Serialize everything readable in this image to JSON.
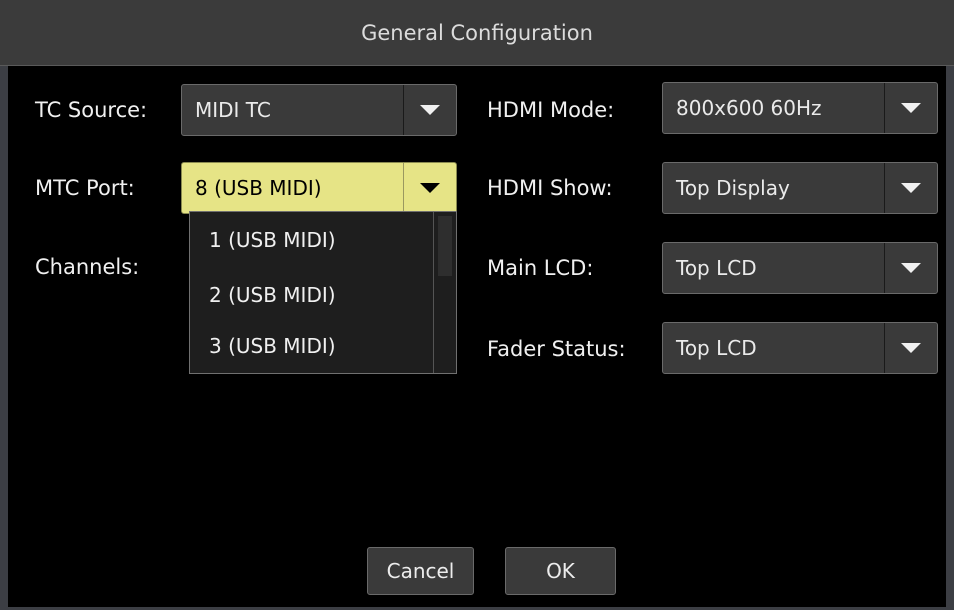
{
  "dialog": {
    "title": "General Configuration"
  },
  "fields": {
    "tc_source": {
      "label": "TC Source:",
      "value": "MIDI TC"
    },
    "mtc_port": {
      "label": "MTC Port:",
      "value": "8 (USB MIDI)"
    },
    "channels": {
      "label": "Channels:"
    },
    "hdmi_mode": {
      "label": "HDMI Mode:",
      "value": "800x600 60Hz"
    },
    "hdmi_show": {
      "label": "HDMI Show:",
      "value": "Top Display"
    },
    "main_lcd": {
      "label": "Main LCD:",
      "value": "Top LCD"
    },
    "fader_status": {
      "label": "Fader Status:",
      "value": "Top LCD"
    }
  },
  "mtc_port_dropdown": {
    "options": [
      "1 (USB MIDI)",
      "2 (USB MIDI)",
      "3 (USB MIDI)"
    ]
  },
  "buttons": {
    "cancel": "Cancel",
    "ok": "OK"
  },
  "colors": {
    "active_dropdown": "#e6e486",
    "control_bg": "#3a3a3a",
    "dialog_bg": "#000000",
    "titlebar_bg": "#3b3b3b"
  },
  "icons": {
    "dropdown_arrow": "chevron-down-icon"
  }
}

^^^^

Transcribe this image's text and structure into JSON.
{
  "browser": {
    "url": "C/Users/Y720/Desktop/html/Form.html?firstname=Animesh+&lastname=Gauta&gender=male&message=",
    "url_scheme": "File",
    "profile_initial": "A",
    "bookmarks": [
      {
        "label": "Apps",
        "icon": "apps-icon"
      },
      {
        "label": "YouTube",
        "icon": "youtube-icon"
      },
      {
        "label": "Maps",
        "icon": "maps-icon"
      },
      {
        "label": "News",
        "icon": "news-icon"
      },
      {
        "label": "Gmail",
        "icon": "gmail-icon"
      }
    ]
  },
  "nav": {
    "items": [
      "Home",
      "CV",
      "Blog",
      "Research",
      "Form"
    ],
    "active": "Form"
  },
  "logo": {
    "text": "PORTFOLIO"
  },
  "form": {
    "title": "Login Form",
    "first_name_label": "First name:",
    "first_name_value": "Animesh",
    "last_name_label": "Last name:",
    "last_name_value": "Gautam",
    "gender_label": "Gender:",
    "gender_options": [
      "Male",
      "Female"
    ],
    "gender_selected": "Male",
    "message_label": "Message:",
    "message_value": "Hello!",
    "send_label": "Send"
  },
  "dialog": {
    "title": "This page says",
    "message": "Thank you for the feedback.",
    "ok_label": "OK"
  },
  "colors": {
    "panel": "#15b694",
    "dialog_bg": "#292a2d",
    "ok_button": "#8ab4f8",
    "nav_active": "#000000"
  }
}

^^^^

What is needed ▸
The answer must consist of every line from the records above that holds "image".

Result of the exercise ▸
Serialize everything readable in this image to JSON.
Transcribe this image's text and structure into JSON.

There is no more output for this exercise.